The government supported economic investment by 1,735 billion forints, offering financial aid to some 1,400 enterprises. The government’s strategy for the economic recovery was not handing out social benefits to individuals, but to strengthen businesses, and let the economic effects of more employment and tax revenues trickle down to citizens.
Having said that, inspired by the Polish example, the Hungarian government will not collect income tax from young people under 25 years old, plus it will give a 13th month’s pension bonus to pensioners.
Orbán looks to upcoming referendum
Orbán outlined Hungary’s proposed child protection legislation as one of the greatest challenges ahead. Despite huge opposition from trans-rights NGOs and Brussels, he has promised a referendum on the matter that should decide who is ultimately responsible for the sexual education of children.
In the Hungarian government’s view, the ultimate responsibility for this matters lies with parents, not with gender activists. Orbán pointed out that there is a global trend to say that these matters should be taken out of the hands of parents, and the European Union is in line with these views, claiming that it is not parents’ exclusive right to determine the nature of their children’s sexual upbringing.
“In this matter, we reject the EU opinion, and will go our own way,” maintained the prime minister.
Hungary is the only European country where the matter will be decided by a referendum, and whatever the results may be, they will possess more democratic accountability than any other country. Hungary has in the past conducted several similar referendums, for instance about the matter of immigration.
Brussels’ policies are driving higher energy prices
Orbán also spoke about the debate regarding the global energy crisis that he attended on Thursday last week at the session of the European Council. He had pointed out that the meeting’s closing document does not contain any mention about energy prices, and this is due to the fact that participants could not agree on a common memorandum. The majority, however, had expressed their support towards nuclear energy, and natural gas. He expects the European Commission to reclassify nuclear as sustainable or green energy, because only with nuclear can climate goals be achieved. He also expressed his hopes that natural gas could be reclassified as green energy temporarily to allow investment in this form of energy, which would matter since banks currently refuse to give out loans to investment initiatives other than renewable green energy projects.

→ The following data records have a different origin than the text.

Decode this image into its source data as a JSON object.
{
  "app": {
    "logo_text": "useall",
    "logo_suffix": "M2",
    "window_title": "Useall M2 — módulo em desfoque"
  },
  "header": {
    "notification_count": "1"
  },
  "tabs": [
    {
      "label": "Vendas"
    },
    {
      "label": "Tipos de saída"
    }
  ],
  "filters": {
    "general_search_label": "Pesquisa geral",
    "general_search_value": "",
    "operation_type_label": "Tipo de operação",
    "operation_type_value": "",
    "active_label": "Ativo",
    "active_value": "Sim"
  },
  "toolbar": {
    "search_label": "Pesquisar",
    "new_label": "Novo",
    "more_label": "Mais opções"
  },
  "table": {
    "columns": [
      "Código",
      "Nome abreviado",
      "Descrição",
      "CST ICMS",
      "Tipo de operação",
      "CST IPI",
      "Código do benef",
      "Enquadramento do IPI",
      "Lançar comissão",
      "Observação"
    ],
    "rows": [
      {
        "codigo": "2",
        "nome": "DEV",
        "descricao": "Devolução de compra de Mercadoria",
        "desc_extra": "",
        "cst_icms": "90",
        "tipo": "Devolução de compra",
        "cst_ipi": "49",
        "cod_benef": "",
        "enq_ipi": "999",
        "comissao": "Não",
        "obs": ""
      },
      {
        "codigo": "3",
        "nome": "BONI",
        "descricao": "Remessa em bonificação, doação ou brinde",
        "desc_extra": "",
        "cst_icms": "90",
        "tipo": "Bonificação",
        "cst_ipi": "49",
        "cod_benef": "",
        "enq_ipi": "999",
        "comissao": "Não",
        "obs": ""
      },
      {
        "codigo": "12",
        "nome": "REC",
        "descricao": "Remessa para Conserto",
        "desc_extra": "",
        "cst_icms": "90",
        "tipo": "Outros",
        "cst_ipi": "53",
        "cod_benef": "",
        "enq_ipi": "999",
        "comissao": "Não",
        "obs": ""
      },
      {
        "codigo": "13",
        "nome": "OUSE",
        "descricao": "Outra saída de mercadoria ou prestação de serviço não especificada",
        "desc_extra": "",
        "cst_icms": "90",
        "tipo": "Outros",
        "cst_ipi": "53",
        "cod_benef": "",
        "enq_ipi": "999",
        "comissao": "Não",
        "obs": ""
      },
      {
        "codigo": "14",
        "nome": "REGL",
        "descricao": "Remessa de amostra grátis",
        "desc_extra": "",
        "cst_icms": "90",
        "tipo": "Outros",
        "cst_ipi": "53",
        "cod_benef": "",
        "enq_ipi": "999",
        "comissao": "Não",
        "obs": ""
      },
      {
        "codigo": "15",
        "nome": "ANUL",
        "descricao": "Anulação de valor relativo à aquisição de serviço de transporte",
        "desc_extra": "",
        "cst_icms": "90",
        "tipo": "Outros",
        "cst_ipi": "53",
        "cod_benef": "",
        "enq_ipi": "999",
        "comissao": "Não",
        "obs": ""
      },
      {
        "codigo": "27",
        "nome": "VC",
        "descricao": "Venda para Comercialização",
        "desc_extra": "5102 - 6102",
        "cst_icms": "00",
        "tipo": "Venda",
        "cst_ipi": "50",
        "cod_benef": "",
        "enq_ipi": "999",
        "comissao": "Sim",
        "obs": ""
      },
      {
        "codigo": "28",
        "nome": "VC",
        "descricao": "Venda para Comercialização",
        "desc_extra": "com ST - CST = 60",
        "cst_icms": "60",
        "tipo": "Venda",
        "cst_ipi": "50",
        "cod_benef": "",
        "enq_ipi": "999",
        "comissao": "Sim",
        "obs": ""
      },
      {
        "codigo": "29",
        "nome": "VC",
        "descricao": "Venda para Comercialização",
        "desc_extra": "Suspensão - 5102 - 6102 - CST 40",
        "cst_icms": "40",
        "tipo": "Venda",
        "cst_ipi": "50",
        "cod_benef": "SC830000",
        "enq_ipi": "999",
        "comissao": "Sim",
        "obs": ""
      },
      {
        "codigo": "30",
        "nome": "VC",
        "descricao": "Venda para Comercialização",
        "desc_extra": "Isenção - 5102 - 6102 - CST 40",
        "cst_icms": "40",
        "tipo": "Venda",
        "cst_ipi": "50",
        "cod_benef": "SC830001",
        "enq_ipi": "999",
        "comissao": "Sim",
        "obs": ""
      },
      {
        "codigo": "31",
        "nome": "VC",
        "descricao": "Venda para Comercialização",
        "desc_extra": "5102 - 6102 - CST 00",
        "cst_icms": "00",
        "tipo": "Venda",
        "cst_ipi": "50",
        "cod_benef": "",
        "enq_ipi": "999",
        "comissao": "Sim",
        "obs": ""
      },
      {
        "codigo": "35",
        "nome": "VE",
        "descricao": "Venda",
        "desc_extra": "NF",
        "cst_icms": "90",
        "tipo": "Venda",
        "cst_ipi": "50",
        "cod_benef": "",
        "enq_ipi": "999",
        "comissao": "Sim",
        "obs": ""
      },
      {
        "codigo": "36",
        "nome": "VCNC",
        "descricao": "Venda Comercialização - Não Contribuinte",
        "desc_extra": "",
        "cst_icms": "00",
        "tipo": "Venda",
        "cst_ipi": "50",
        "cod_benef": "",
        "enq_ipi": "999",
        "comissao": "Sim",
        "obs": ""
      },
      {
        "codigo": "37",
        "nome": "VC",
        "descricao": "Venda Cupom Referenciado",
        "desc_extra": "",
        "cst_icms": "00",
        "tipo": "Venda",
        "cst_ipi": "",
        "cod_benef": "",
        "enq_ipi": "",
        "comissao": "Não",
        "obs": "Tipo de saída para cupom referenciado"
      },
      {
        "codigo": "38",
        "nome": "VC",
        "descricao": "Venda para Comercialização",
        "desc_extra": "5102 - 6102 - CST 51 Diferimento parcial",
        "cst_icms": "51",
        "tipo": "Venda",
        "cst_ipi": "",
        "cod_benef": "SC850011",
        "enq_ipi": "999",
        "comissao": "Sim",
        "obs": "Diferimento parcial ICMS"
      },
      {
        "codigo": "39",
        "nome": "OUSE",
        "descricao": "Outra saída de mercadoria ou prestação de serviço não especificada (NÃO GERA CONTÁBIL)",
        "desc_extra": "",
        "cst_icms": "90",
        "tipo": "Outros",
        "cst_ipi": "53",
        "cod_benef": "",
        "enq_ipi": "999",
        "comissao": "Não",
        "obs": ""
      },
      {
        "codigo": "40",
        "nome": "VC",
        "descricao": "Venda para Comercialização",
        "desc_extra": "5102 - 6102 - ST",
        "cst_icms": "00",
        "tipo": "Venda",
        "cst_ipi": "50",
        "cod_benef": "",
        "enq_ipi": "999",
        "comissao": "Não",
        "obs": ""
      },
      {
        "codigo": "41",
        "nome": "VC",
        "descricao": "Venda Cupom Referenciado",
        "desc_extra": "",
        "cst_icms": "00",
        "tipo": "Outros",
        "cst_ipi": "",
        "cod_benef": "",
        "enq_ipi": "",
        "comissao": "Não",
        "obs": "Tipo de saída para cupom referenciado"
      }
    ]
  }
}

In Hungary, energy prices have been state-regulated over the past eight years, which has brought a lot of criticism from the EU’s leadership. However, this policy is what has protected Hungarian families from the two to threefold energy price hikes seen in Western countries.
PM Orbán stated that even in Brussels, people are starting to ask themselves whether the enormous rise in energy prices is not in fact due to the EU’s energy price regulations, which were introduced under the climate protection initiative.
The EU’s agenda led to certain energy companies and producers being burdened with extra taxes for using non-renewable resources, and as a result of this, these companies are unable to maintain profitability. To balance their books, they transfer the price hikes onto consumers and companies.
Yet, the European Commission plans will go even further, warned Orbán. Brussels wants to introduce taxes affecting car and property owners as well, because both commodities produce CO2 emissions. Brussels’ strategy is to force citizens to use less energy by making them pay more for both gas and heating.
Orbán: Europe must protect its cultural and national identity
As to the question of migration, Orbán warned that besides the Balkans and the Mediterranean, a third route has now opened through Belarus. He reaffirmed his earlier position, according to which the EU must abandon the Merkel doctrine that views borders and border fences as something unacceptable. The prime minister has also called on Brussels to support border protection financially, something that EU leaders are refusing to do.
Finally, Orbán addressed the recent rise in controversial judgements brought by the European Court of Justice (ECJ), that are in conflict with national constitutions. In its recent judgement, the Hungarian Constitutional Court (CC) had decided that whatever the ECJ’s advice, Hungarian authorities are obliged to protect the country’s borders.
“Therefore, Hungary will not change anything in its border protection and will let no one in,” said the prime minister
In a combative mood. In his interpretation, the Hungarian Constitutional Court had extended the question of human rights from individuals to the cultural context in which they live. It is not only the abstract concept of freedom that is worth protecting, according to Orbán, but one must include other values under the topic of human dignity, such as the cultural and national fabric in which one exists. No one has the right to change this, maintained Orbán. What we are surrounded by — culture, language, the people — these are an organic part of one’s dignity, just like our rights and liberties. The Hungarian government must protect these, concluded the prime minister.